    I did say that I was only "a bit" disappointed, after all, and I'm sure it's nothing a second viewing can't fix, because the first half of the movie was perfect--so much so that I, overexcited as I was, actually started crying when Lucy opened the door to the wardrobe room and there was the wardrobe, draped all mysteriously in a drop cloth, every bit like I'd pictured the room, and Lucy, and the wardrobe. I didn't calm down all through that scene, as she stepped through the coats and into Narnia for the first time, in a scene so simple but so powerful, because it drew me back into childhood, and my first encounter with Narnia.

    However, I know now that I went into the theater with mercilessly high expectations. I could forgive the makers of the Lord of the Rings and Harry Potter films their cutting and rearranging, but I think I honestly expected that, because the book is so short, that Narnia needed nothing--that the film could follow the book scene for scene, word for word.

    I didn't realize that I thought this until Edmund took off for the White Witch's castle, and the movie, which had kept til then so close to the book, broke off onto its own track, and scenes began to overlap and characters appeared that, try as I might, I could not remember from the book, and suddenly, things were just different, and I--startled and disoriented and well into The Headache--could not keep up.

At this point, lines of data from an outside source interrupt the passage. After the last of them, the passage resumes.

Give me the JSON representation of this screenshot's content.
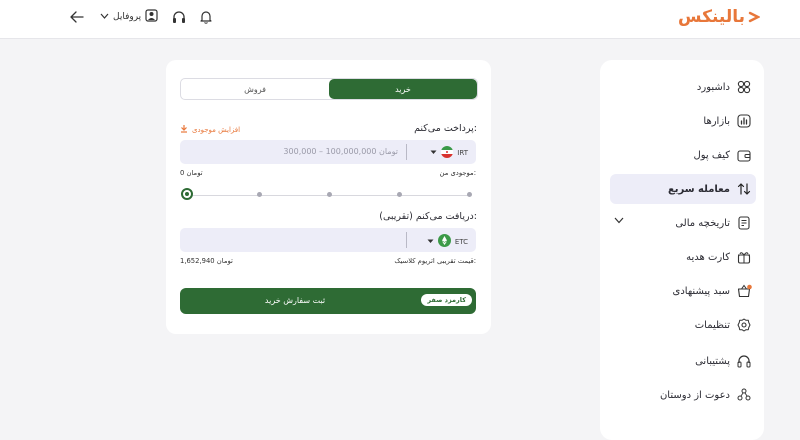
{
  "header": {
    "logo_text": "بالینکس",
    "profile_label": "پروفایل",
    "icons": [
      "back-arrow-icon",
      "chevron-down-icon",
      "user-icon",
      "headset-icon",
      "bell-icon"
    ]
  },
  "sidebar": {
    "items": [
      {
        "label": "داشبورد",
        "icon": "dashboard-icon"
      },
      {
        "label": "بازارها",
        "icon": "markets-icon"
      },
      {
        "label": "کیف پول",
        "icon": "wallet-icon"
      },
      {
        "label": "معامله سریع",
        "icon": "swap-icon",
        "active": true
      },
      {
        "label": "تاریخچه مالی",
        "icon": "history-icon"
      },
      {
        "label": "کارت هدیه",
        "icon": "gift-icon"
      },
      {
        "label": "سبد پیشنهادی",
        "icon": "basket-icon"
      },
      {
        "label": "تنظیمات",
        "icon": "gear-icon"
      },
      {
        "label": "پشتیبانی",
        "icon": "headset-icon"
      },
      {
        "label": "دعوت از دوستان",
        "icon": "invite-icon"
      }
    ]
  },
  "trade": {
    "tab_buy": "خرید",
    "tab_sell": "فروش",
    "active_tab": "buy",
    "pay_label": "پرداخت می‌کنم:",
    "increase_balance": "افزایش موجودی",
    "pay_currency": "IRT",
    "pay_placeholder": "300,000 – 100,000,000 تومان",
    "balance_label": "موجودی من:",
    "balance_value": "0 تومان",
    "slider_value": 0,
    "receive_label": "دریافت می‌کنم (تقریبی):",
    "receive_currency": "ETC",
    "price_label": "قیمت تقریبی اتریوم کلاسیک:",
    "price_value": "1,652,940 تومان",
    "submit_label": "ثبت سفارش خرید",
    "fee_badge": "کارمزد صفر"
  },
  "colors": {
    "accent_green": "#2e6b34",
    "brand_orange": "#e8773a",
    "field_bg": "#ededf8"
  }
}
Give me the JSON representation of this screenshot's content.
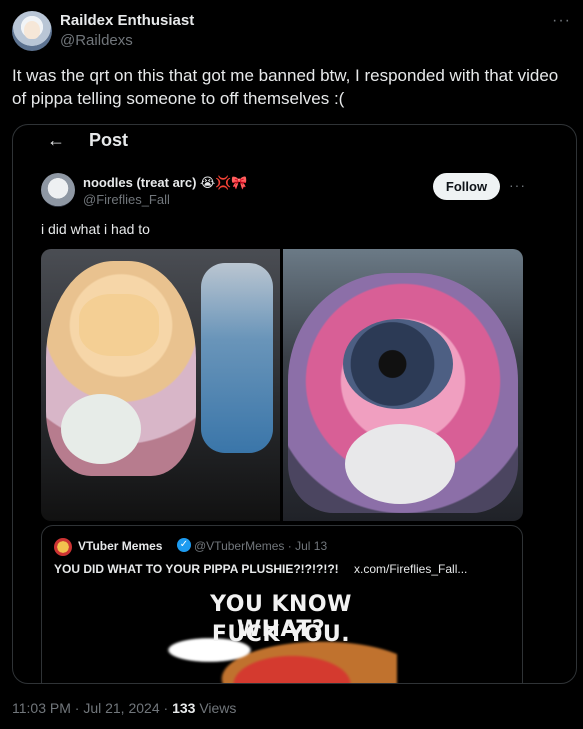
{
  "header": {
    "name": "Raildex Enthusiast",
    "handle": "@Raildexs",
    "more": "···"
  },
  "tweet": {
    "text": "It was the qrt on this that got me banned btw, I responded with that video of pippa telling someone to off themselves :("
  },
  "embed": {
    "back": "←",
    "title": "Post",
    "reply": {
      "name": "noodles (treat arc) 😭💢🎀",
      "handle": "@Fireflies_Fall",
      "follow_label": "Follow",
      "more": "···",
      "text": "i did what i had to"
    },
    "quote": {
      "name": "VTuber Memes",
      "verified": "✓",
      "handle": "@VTuberMemes · Jul 13",
      "text": "YOU DID WHAT TO YOUR PIPPA PLUSHIE?!?!?!?!",
      "link": "x.com/Fireflies_Fall...",
      "meme_line1": "YOU KNOW WHAT?",
      "meme_line2": "FUCK YOU."
    }
  },
  "footer": {
    "timestamp": "11:03 PM · Jul 21, 2024 ·",
    "views_count": "133",
    "views_label": "Views"
  }
}
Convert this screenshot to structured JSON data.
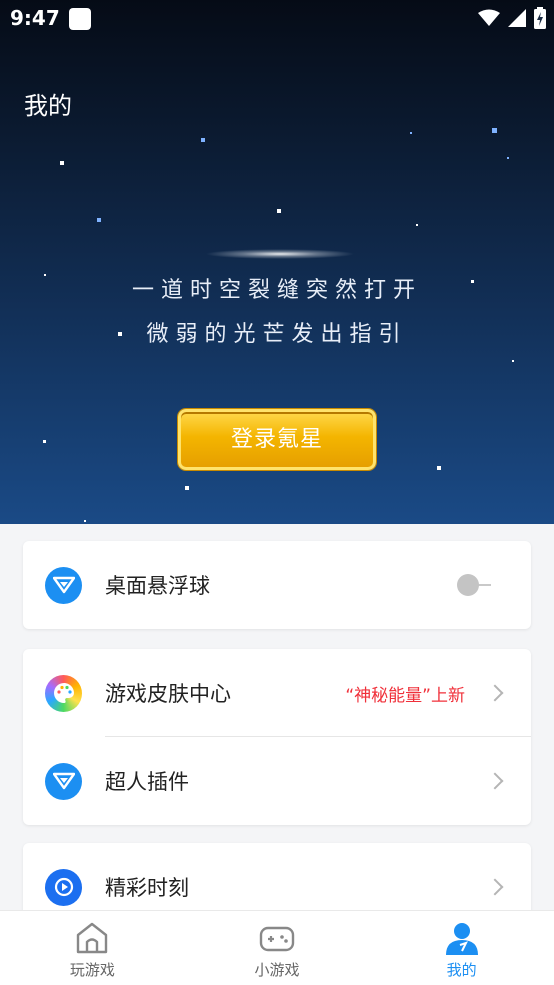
{
  "status_bar": {
    "time": "9:47"
  },
  "header": {
    "title": "我的",
    "tagline_line1": "一道时空裂缝突然打开",
    "tagline_line2": "微弱的光芒发出指引",
    "login_label": "登录氪星"
  },
  "settings": {
    "floating_ball": {
      "label": "桌面悬浮球",
      "enabled": false
    },
    "skin_center": {
      "label": "游戏皮肤中心",
      "promo": "“神秘能量”上新"
    },
    "superman_plugin": {
      "label": "超人插件"
    },
    "highlights": {
      "label": "精彩时刻"
    }
  },
  "bottom_nav": {
    "items": [
      {
        "label": "玩游戏",
        "icon": "home-icon",
        "active": false
      },
      {
        "label": "小游戏",
        "icon": "gamepad-icon",
        "active": false
      },
      {
        "label": "我的",
        "icon": "user-icon",
        "active": true
      }
    ]
  },
  "colors": {
    "accent": "#1c8ff2",
    "promo": "#f0303a",
    "login_button": "#f4b500"
  }
}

    They actually invented an action sequence, and I couldn't get past that.

    By the time the movie reconnected with the book (only a few scenes later--I don't mean to exaggerate), I had a hard time getting back into the swing of things, and so I missed out on all the fun of the battle, and Aslan, and so on--though I did not miss out on the fact that the White Witch kicked ass. Literally. She was so stinkin' cool.

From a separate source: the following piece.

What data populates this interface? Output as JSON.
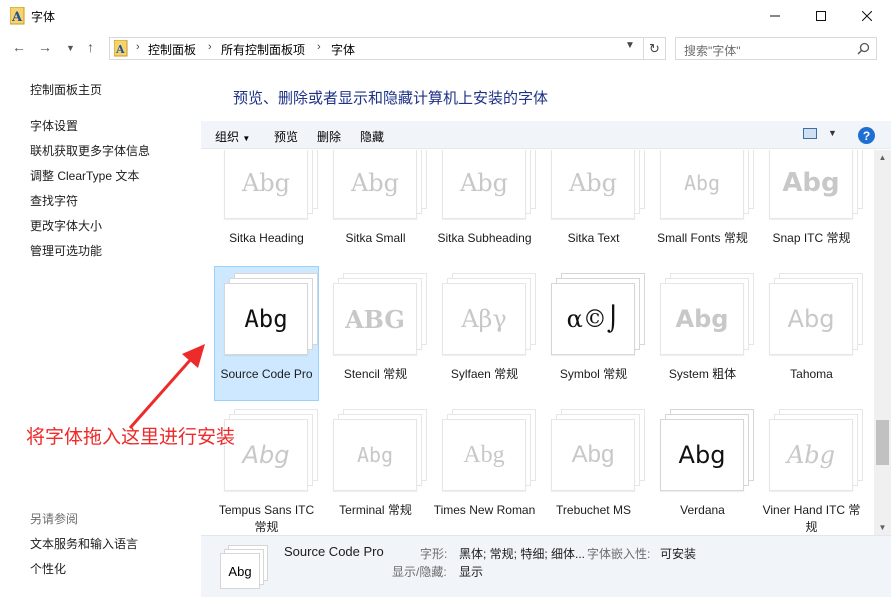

    I've read a couple of reviews of the movie that docked points for the director's heavy hand with the special effects--one even complained that the Narnian snow was too "film studio frosty"--but that didn't both me, so long as the effects didn't get so out of hand that they flattened the characters or the story, for that was my primary concern: the characters, and the story.

    And I thought the characters fared incredibly well: the kids were cast pretty much as I pictured them, the White Witch was better than I'd imagined, the Beavers and Mr. Tumnus and Aslan were beautiful, and the sets were near perfect.

    My complaint, really, is a small one, and what it comes down to is that I need to see the movie again, sans headache and high expectations--I think I will enjoy Narnia much more the second time.


    I've heard two rumors:
    a. that a Narnia movie will be released every Christmas for the next 7 years, and
    b. that Disney is waiting to gauge the response to Lion, Witch and so on before they begin filming Prince Caspian.
    Anybody know which it is? Please, please tell me it's (a).


    The Cookie Strikes Back

    Last night, Mitch and I found ourselves at a Holiday Festival, where a Gingerbread-House-Building contest was underway. I don't think I'd ever fully appreciated the art of gingerbread houses until I beheld the intricacies of building rooftops out of everything from Frosted Mini-Wheats to wee, teeny, undoubtedly hand-cut squares of chocolate. Little stone walls, made of thick white frosting and rock candy. Trees built from green star-shaped cookies, stacked one atop the next in dimishing sizes!

    We're not talking about gingerbread houses made from a kit, oh no. These are people who do this every year, who somehow manage to construct Whatcom County landmarks like the county museum, Mt. Baker theater or Mt. Baker itself out of all things candy-coated and edible, who probably draft out their houses before they begin and stock up on stale candy months in advance.

    These are hardcore gingerbread-house-builders.

    And none more so than the participant who submitted...a skyscraper. A four-foot-high, gingerbread skyscraper, with lights in the windows, a full city block as its base (complete with taxi cabs and police cars made of artfully rearranged Peeps), and, as a finishing touch, a foot-high recreation of the giant gingerbread man from Shrek 2. Hanging from the side of the skyscraper, angry and clutching a miniature Santa in his cookie hand.

    Utterly amazing. Breathtaking to behold. And entered, of course, by an engineering company.